The journey to the cloud is not simple. Even when organizations acknowledge that the cloud is the best and most efficient service delivery model for them, many challenges remain. For some enterprises, managing the coexistence of legacy and cloud infrastructures has proven to be more complex than expected and some continue to struggle to find the talent required to complete their cloud migrations.
All have found that the move to the cloud is not the linear journey they had hoped for; instead, they’ve been faced with an intricate and multi-disciplinary endeavour comprising of numerous organizational dependencies. Many businesses’ cloud strategies have grown stale and a strategic refresh is required so that new life can be breathed into this important process.
Build Common Cloud Milestones
It goes without saying that no two organizations will experience exactly the same journey to the cloud. Every company has its own goals; and these will dictate the shape and pace of their strategies. However, there are several key milestones that every organization will have in common. These milestones can help organizations gauge their progress towards their desired end state and keep them on the right track. Here are some of common milestones to consider.
Take a step back and reconsider core issues, including desired business outcomes, investment priorities, deployment model, service providers, talent sourcing and cloud policies. When it comes to IT, your team will need to think about enterprise technology across three layers: Infrastructure, Applications and Operations.
Technology is just one element of the cloud equation. Enterprises must be able to quantify the value of the cloud, particularly when it comes to replacing large legacy investments – such as data centers. Companies need to build a cloud business case that evaluates total cost of ownership and ROI in addition to cloud benefits, key performance indicators and value realization.
Update the operating model
Businesses should also look to their operating models to ensure they can easily embrace leading-edge technologies and approaches, such as robotic process automation (RPA), artificial intelligence (AI), orchestration, workflow, cloud optimization tools and DevOps.
Firms also need to review their approach to applications across several areas:
- Legacy applications: Companies should look at their entire application portfolio and determine the disposition strategy as well as the timing, order and grouping of applications being moved to the cloud.
- Application migration: Enterprises need the capability to migrate and/or modernize applications so that they’re cloud-ready. They also need to be able to replace existing apps with SaaS (News - Alert)/PaaS alternations and build new, cloud-native apps where appropriate.

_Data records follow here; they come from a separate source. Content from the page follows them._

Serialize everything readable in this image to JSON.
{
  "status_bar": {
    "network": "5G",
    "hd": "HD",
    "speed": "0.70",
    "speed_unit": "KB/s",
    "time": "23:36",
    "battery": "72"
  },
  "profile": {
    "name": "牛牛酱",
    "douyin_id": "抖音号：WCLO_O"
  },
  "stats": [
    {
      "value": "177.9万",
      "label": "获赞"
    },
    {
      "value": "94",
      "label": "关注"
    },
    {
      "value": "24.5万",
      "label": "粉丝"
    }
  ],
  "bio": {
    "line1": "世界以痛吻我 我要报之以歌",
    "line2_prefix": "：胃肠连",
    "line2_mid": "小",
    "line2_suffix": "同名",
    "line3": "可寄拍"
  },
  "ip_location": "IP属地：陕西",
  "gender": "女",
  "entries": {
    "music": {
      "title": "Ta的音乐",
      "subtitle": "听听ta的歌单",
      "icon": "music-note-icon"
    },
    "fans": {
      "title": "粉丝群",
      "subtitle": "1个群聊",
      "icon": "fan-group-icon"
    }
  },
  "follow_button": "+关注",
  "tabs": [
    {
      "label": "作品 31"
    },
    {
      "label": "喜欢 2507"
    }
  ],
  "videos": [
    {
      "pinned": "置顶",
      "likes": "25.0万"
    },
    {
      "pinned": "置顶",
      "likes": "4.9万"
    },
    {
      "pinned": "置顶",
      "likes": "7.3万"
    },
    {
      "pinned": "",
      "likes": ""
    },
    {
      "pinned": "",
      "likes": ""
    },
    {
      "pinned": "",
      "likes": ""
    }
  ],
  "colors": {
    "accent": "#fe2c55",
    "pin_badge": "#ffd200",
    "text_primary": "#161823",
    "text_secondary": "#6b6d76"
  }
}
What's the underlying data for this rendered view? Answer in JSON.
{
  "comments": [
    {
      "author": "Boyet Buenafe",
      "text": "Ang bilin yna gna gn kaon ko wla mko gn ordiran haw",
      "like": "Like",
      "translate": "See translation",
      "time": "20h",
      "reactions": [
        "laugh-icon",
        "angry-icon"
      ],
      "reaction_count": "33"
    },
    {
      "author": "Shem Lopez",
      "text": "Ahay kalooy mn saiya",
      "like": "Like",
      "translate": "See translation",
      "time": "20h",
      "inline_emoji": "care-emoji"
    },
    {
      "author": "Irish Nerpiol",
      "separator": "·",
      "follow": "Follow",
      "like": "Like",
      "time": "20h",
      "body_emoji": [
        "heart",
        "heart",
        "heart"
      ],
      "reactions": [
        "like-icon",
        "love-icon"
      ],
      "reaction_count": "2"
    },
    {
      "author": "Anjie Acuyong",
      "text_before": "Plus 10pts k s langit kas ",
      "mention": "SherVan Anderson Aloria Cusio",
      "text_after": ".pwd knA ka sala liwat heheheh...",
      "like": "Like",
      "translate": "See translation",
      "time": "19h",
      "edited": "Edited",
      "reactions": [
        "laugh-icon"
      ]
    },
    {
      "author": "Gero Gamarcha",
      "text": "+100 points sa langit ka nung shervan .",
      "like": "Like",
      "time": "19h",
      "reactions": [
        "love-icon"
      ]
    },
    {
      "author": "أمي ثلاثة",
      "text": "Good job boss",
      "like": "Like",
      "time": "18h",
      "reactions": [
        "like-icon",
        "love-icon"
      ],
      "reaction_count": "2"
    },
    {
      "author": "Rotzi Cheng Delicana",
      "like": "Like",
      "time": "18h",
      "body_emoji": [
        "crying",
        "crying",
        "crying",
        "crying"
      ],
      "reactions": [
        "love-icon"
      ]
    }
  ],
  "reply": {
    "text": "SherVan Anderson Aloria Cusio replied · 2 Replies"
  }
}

- Application architecture: Modern application architectures must be capable of building systems by integrating microservices and container architectures; in addition to new and growing PaaS capabilities.
- Next-gen application development: Firms need to focus on high-impact cloud-native solutions across mobile, data science, AI, machine learning and IoT domains.
Businesses also need to consider their infrastructure architecture – when to apply on-premises and public cloud alternatives – as well as other decisions across IaaS capabilities in areas such as network, storage and compute. Security is also critically important, and firms will need to ensure they can protect fully a wide range of services from multiple providers.
Robust change management plans help organizations address these and other key challenges of cloud migration. The goal should be to build cloud-friendly organizational structures that facilitate the migration to the cloud; a task that requires updates to everything from job structures and skills matrices to training plans and talent sourcing strategies.
Companies that are on their journey to the cloud need to take a step back and reconsider the answers to key questions including: ‘What work is redundant in a true cloud model?’ and ‘Which people and vendors are best placed to help me make my transition to the cloud?’
Criteria for vendor selection
Businesses also need to audit the managed service providers that the company is using in its cloud strategy. The choice of managed service provider is critical as these organizations provide essential capabilities, infrastructures and expertise that the business might lack in-house. There is a large variety of managed service providers and cloud platforms available on the market. Businesses need to take a highly strategic approach when it comes to selecting which organizations they partner with.
Enterprises should look for service providers that can deliver a complete array of services that can be tailored to their exact business needs and execute against their business goals and objectives. It’s also important to look for partners that have a strategic vision for their cloud services and have the bandwidth to integrate new capabilities as they emerge.
Reboot your cloud strategy
As organizations look to reinvigorate their cloud strategies, it can be hard to take an objective view and accurately identify what needs to change. It can be beneficial for businesses to seek outside help and advice, so they can successfully complete their cloud journeys and realize optimal benefits. Businesses should seek partners with deep and broad cloud expertise that they can bring in to refine their cloud strategies. The right partner will not only help organizations build effect cloud strategies, but will provide critical execution capabilities to reduce the time-to-value and optimize their cloud operations.
For many enterprises, the future is unclear. From a technology perspective, the cloud has matured and is ready for committed, enterprise-grade computing. To get to this point, companies need to map out a strategic approach; carefully considering each component of the enterprise cloud journey both separately and in relation to others, because components can intersect at different points. By taking an integrated approach, companies can create unique and successful cloud roadmaps; ensure their plans are executed based on a strong foundational strategy; and ultimately experience an efficient and timely transformation that is aligned to their business goals and desired outcomes.
Edited by Erik Linask